His new staff have asked him what he will do if instructed by Pompeo or others not to investigate something. His response was that unless there was a very good reason, he would say that such an instruction was inappropriate. Akard also has acknowledged that he may have to recuse himself from certain matters.”
What does Pompeo want? A pet in his pocket?
- But the fact that the chief U.S. diplomat has been so public about what he views as the proper role of an inspector general worries staffers who fear Akard will internalize the message.
- In a Thursday interview with Fox News, Pompeo indirectly made it clear what he would like to see in an inspector general when he hinted that Linick was too independent.
- “He was acting in a way that was deeply inconsistent with what the State Department was trying to do,” Pompeo said of Linick. “We tried to get him to be part of a team that was going to help protect his own officers from Covid-19; he refused to be an active participant. He was investigating policies he simply didn’t like. That’s not the role of an inspector general … This was about an IG who was attempting to undermine the mission of the United States Department of State. That’s unacceptable.”
Watch Pompeo’s actions not the blah, blah, blahs!
- “One of the political appointees singled out for criticism by Linick was Kevin Moley, the head of the bureau. Even though some of Pompeo’s top aides acknowledged many of the problems described in Linick’s report, they claimed the secretary of State had no power to fire Moley because he was a presidential appointee. Instead, Moley was allowed to quietly retire several weeks later.
- “(The State Department has never responded to questions from POLITICO about whether Pompeo had ever asked Trump to fire Moley. He did do so for Linick, who also was a presidential appointee.)”
The fact that Pompeo asked Trump to fire Linick but offered no actions following the IG reports on staff mistreatments says something about his organizational view of Foggy Bottom. There is an in-group and an out-group in Foggy Bottom’s universe, and only the in-group really matters.
You folks notice that Pompeo is really doing a nasty number on Linick? Not just recommending to Trump that Linick be fired, but throwing rocks and mud at Linick on his way out. It really makes one wonder what kind of issues Linick was digging up as Foggy Bottom’s junkyard dog.
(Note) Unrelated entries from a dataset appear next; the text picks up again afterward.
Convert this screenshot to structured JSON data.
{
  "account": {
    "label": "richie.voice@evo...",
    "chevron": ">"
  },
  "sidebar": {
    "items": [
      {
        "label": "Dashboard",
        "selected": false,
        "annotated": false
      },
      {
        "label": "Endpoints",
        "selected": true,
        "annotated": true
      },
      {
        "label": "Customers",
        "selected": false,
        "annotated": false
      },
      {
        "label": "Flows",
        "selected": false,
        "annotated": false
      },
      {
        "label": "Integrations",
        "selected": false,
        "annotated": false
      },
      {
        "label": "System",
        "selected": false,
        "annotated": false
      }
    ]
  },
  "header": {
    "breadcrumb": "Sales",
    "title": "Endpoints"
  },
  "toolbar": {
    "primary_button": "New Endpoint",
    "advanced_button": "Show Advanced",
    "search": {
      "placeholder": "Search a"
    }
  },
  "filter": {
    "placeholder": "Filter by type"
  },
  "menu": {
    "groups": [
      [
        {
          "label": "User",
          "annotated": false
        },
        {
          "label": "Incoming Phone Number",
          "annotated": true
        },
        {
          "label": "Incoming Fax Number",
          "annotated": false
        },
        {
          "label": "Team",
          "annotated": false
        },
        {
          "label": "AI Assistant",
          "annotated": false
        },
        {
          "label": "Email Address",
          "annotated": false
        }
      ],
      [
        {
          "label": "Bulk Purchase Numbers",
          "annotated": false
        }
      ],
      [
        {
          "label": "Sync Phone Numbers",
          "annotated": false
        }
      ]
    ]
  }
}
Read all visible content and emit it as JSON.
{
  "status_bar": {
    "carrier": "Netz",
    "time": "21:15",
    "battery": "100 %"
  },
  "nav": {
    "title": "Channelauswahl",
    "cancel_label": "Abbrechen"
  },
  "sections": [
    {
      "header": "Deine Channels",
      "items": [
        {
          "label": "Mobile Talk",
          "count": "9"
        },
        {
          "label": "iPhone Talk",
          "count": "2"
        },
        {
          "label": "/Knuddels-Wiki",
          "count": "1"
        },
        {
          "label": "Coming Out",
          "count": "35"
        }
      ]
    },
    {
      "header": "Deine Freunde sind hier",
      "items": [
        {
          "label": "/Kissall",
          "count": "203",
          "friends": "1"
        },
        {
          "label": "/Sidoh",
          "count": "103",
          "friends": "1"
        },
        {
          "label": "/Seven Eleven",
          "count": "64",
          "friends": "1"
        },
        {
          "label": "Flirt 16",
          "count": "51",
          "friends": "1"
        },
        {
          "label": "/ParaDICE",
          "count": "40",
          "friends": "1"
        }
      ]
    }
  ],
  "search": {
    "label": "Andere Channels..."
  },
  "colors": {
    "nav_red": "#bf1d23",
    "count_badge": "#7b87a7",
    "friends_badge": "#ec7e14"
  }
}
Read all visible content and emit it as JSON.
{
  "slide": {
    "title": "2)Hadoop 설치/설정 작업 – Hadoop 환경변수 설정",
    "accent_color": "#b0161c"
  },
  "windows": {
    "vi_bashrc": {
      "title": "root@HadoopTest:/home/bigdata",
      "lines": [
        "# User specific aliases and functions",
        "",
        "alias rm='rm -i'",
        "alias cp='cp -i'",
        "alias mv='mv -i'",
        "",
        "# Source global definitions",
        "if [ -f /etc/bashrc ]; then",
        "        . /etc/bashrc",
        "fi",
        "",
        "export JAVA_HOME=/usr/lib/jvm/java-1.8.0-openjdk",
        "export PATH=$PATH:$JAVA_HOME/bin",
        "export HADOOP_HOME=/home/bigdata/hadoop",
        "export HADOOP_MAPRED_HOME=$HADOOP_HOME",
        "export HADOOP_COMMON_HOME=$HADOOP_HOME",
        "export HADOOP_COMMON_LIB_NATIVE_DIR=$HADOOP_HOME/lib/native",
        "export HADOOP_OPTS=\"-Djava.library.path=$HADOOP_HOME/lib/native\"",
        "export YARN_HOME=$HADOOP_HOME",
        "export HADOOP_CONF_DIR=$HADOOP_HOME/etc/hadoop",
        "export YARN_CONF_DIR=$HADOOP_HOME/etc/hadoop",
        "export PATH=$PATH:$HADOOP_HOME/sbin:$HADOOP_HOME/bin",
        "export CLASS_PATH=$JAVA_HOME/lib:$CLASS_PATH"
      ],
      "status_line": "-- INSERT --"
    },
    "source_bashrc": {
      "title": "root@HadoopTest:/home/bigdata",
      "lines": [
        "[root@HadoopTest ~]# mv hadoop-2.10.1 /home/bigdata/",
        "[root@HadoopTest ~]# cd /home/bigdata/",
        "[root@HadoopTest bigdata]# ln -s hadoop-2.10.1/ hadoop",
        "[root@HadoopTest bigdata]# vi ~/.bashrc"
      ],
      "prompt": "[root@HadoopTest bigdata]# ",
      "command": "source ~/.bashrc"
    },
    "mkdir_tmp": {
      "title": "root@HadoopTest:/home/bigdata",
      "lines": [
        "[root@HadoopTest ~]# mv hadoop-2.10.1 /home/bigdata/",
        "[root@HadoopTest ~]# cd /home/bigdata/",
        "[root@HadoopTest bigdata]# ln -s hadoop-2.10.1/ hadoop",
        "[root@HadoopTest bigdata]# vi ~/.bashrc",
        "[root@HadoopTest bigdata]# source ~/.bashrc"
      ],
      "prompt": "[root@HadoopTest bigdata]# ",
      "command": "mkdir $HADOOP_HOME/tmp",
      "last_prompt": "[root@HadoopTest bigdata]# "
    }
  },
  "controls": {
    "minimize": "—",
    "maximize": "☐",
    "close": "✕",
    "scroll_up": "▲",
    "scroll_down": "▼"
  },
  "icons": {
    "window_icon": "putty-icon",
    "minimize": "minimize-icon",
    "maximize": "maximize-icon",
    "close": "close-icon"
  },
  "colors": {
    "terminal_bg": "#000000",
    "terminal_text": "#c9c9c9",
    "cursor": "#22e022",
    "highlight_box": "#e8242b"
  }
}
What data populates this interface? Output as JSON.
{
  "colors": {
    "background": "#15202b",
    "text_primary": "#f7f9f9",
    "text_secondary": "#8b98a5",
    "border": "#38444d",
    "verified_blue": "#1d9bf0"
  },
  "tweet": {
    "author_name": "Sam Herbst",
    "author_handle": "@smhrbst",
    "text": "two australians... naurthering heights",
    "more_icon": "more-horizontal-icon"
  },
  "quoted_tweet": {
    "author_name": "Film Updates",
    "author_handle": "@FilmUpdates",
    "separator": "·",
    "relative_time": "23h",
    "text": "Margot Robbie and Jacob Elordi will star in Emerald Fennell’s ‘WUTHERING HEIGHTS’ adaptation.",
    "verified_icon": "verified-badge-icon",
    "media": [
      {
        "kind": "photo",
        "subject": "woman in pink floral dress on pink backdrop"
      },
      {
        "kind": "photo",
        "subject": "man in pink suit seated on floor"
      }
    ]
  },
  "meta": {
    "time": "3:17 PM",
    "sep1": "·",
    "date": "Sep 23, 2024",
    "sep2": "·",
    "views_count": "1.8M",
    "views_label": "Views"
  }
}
Linick was fired at a carefully selected time, then reportedly barred from returning to his office even if the firing did not become official for 30 more days. Pompeo quipped that he “should have done it some time ago,” So why was it not done some time ago?
Why did it become so urgent, they had to fire him under cover of darkness on a Friday night on May 15th?
Then they apparently barred him from returning to his office, not even affording a dedicated public servant the courtesy of allowing him to pack up his personal things, say goodbye to his colleagues, or have an orderly transition.
Then the Acting IG, double hatted as @OFM_Ambassador, showed up at his new office the following business day to make everyone happy.
State OIG has a Deputy IG Diana R. Shaw. Why was she not picked as Acting IG? Questions, so many questions. If you got answers, we’re interested in listening.
State Department officials are increasingly uneasy with their new acting inspector general, fearing he has conflicts of interest that could lead him to derail ongoing investigations while endangering cooperating witnesses https://t.co/fAshbFzl8f
— POLITICO (@politico) May 30, 2020
Pompeo’s new acting inspector general is gonna be overseeing … himself? https://t.co/A3i7ji3QwH
— Nahal Toosi (@nahaltoosi) May 20, 2020
Had the pleasure of swearing in Brian Bulatao as the new Under Secretary of State for Management. I can’t think of a better person for the job and I’m glad Brian is a part of the amazing @StateDept team. pic.twitter.com/8EkU1ha1tF
— Secretary Pompeo (@SecPompeo) May 20, 2019
— Ambassador Stephen J. Akard (@OFM_Ambassador) March 3, 2020